What is needed :: Wherever the word "Blog" occurs in the listing, copy the whole line.

Supplied information ::
-- Opening Marker --
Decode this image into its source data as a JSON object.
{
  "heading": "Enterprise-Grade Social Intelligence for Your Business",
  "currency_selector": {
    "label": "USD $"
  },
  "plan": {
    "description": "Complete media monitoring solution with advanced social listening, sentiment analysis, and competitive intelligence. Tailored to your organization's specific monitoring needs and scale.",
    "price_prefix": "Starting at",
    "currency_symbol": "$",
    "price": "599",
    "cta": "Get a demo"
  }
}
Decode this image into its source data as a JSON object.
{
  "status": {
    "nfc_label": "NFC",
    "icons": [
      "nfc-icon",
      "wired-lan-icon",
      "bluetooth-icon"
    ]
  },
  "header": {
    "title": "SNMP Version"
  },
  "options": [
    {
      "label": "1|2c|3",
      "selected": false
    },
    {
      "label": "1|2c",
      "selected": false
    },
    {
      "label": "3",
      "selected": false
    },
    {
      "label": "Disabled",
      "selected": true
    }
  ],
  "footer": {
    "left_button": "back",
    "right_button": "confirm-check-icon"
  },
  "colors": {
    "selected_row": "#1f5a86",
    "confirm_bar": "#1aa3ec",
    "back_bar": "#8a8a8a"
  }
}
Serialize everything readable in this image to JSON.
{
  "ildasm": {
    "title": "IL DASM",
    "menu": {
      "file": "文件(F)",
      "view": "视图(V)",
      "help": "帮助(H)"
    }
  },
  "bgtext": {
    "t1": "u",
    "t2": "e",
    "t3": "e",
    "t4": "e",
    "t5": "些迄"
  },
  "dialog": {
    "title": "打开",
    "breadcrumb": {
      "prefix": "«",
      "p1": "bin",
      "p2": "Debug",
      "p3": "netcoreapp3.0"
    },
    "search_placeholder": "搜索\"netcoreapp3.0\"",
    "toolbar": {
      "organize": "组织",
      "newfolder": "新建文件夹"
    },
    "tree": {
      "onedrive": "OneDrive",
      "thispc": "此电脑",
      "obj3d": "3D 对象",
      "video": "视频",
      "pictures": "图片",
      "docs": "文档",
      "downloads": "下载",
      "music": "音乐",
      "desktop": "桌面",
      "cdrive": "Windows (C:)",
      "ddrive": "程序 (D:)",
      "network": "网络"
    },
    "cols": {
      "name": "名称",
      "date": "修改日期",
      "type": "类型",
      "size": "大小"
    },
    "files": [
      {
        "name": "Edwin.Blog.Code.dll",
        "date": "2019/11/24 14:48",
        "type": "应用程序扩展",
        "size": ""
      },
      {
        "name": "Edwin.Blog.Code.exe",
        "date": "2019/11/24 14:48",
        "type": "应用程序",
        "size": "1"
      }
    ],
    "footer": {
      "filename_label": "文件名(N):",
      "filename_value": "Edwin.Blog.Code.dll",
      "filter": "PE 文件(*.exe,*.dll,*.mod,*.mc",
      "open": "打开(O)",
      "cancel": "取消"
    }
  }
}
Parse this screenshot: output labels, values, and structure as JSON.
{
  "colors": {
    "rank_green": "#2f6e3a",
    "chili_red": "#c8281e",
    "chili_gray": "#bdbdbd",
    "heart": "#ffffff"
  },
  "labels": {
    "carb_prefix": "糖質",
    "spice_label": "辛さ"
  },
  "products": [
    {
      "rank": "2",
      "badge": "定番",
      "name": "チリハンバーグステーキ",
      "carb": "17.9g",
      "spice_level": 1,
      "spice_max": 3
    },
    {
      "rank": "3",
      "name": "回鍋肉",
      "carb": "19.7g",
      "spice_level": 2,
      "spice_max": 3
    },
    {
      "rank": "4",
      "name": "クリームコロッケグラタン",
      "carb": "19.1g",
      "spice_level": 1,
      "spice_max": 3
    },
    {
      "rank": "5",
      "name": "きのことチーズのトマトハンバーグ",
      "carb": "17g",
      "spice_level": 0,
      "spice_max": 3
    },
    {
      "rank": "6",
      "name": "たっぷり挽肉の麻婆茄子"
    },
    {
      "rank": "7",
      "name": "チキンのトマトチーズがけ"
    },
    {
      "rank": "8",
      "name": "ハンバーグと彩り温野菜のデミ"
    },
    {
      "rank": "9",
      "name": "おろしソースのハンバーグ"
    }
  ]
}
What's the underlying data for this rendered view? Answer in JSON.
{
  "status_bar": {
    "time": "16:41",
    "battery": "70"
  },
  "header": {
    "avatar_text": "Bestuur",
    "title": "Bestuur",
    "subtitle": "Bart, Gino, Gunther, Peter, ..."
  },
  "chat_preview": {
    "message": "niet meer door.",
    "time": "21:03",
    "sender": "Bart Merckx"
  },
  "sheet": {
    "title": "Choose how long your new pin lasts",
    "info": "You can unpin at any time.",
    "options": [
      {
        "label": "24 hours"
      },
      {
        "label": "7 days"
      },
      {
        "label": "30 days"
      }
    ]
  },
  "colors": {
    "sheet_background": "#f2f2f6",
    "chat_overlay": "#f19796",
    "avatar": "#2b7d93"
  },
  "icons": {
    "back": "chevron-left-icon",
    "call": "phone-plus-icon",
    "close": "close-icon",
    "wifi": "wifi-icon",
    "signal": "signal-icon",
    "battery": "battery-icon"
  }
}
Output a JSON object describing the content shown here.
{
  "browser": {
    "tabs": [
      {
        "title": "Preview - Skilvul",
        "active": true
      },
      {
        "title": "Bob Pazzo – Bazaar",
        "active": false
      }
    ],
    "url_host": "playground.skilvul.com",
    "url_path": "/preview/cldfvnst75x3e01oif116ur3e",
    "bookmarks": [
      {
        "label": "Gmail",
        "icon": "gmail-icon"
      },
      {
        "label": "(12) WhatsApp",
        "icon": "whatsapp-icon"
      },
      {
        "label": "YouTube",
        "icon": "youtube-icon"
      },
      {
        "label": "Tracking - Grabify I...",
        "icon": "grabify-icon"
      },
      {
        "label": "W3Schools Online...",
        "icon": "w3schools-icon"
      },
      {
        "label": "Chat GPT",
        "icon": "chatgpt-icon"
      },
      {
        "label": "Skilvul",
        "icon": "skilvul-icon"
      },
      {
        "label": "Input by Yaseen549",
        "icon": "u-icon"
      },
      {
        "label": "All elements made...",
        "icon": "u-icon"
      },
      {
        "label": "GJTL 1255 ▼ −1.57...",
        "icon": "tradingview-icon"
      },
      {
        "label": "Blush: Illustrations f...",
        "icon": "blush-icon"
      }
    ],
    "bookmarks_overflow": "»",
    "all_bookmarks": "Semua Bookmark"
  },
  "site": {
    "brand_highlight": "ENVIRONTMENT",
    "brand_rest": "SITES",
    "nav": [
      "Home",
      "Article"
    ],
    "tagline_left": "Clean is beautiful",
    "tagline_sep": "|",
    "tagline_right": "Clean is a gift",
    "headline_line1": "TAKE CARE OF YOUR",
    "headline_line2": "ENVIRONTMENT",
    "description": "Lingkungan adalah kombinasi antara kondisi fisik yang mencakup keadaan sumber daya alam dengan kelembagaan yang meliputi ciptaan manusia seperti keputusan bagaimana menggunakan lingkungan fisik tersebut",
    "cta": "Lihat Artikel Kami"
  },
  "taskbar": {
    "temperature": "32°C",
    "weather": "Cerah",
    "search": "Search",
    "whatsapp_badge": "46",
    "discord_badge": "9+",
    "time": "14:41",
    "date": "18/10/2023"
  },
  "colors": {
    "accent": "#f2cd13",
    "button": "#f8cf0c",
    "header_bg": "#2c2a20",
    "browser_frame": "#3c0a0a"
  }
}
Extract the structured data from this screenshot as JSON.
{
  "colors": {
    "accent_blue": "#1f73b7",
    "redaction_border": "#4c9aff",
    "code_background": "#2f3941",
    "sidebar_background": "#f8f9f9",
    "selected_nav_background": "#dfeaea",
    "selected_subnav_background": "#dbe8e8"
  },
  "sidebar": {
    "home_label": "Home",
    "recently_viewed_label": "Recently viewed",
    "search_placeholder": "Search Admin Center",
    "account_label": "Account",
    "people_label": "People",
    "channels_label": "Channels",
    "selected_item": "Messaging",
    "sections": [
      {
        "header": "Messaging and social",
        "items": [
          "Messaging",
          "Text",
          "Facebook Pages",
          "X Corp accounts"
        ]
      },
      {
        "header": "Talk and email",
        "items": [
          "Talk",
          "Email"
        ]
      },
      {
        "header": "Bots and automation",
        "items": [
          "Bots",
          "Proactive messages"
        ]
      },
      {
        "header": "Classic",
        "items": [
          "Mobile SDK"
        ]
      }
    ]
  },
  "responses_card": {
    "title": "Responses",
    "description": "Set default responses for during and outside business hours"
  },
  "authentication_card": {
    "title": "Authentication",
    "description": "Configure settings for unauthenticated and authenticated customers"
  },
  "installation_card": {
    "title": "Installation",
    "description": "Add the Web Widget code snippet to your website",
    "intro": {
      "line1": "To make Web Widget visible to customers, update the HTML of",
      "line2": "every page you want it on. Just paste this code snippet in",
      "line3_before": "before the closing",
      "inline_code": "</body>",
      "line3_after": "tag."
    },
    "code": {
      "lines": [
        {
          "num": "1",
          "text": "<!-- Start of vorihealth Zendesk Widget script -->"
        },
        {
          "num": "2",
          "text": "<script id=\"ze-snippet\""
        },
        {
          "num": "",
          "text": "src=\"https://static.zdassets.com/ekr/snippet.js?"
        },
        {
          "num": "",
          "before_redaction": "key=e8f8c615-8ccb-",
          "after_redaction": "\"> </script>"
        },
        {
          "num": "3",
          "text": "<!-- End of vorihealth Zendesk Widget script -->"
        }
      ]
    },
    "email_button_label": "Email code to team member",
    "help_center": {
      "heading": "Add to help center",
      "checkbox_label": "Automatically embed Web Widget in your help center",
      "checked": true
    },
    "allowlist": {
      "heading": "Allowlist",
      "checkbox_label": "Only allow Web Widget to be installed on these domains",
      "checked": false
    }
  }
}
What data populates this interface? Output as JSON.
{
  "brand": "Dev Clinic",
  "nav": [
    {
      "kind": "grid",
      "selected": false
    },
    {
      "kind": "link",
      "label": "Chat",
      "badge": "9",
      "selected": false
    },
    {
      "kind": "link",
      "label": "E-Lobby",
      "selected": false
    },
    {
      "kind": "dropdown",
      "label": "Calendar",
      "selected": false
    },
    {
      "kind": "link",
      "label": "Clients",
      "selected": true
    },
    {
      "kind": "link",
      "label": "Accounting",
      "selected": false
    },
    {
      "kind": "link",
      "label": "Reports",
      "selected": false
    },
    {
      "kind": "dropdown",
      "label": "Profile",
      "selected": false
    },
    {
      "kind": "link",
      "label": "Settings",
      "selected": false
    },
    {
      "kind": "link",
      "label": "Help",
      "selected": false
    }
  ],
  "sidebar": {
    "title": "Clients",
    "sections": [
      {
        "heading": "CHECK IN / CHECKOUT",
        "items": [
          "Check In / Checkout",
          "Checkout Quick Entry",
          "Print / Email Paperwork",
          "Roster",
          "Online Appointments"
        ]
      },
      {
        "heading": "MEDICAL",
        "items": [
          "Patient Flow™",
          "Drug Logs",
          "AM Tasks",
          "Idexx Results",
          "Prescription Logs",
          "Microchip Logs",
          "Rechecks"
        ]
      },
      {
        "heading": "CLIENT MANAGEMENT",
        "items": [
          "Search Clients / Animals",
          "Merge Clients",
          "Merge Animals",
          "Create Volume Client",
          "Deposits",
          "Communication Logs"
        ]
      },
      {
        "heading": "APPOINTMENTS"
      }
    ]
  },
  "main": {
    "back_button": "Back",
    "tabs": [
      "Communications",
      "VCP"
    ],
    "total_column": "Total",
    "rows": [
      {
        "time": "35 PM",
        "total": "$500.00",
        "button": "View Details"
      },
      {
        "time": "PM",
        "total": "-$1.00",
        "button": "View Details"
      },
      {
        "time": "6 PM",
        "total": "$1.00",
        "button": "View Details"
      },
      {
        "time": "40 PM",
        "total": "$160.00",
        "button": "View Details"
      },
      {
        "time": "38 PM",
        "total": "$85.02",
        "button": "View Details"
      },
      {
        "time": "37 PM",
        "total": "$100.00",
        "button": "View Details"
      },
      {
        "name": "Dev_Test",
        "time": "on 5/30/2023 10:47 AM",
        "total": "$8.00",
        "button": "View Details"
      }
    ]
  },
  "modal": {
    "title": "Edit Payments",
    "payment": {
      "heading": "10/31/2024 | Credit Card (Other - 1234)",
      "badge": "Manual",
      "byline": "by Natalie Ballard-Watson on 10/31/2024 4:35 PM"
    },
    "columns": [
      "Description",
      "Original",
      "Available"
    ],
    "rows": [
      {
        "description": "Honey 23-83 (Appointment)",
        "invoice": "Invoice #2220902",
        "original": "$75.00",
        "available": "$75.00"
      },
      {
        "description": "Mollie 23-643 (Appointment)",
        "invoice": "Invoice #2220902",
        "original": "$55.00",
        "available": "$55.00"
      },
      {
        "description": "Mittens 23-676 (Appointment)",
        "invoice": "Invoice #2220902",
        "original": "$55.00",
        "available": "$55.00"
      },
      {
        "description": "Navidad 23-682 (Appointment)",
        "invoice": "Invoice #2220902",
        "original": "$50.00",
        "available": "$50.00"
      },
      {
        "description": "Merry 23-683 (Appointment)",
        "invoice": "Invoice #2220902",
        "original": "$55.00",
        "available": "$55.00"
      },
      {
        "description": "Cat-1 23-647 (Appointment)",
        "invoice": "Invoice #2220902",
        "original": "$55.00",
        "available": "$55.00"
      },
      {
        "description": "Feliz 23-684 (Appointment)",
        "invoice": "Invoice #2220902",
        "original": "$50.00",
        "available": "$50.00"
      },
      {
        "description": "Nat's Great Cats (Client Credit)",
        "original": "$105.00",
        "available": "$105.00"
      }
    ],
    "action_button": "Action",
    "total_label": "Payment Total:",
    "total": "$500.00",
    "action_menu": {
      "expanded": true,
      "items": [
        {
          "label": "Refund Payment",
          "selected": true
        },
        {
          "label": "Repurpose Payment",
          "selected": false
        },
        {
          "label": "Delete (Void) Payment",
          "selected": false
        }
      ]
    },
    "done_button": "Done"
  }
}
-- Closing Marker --
Finished task ::
        "name": "Edwin.Blog.Code.dll",
        "name": "Edwin.Blog.Code.exe",
      "filename_value": "Edwin.Blog.Code.dll",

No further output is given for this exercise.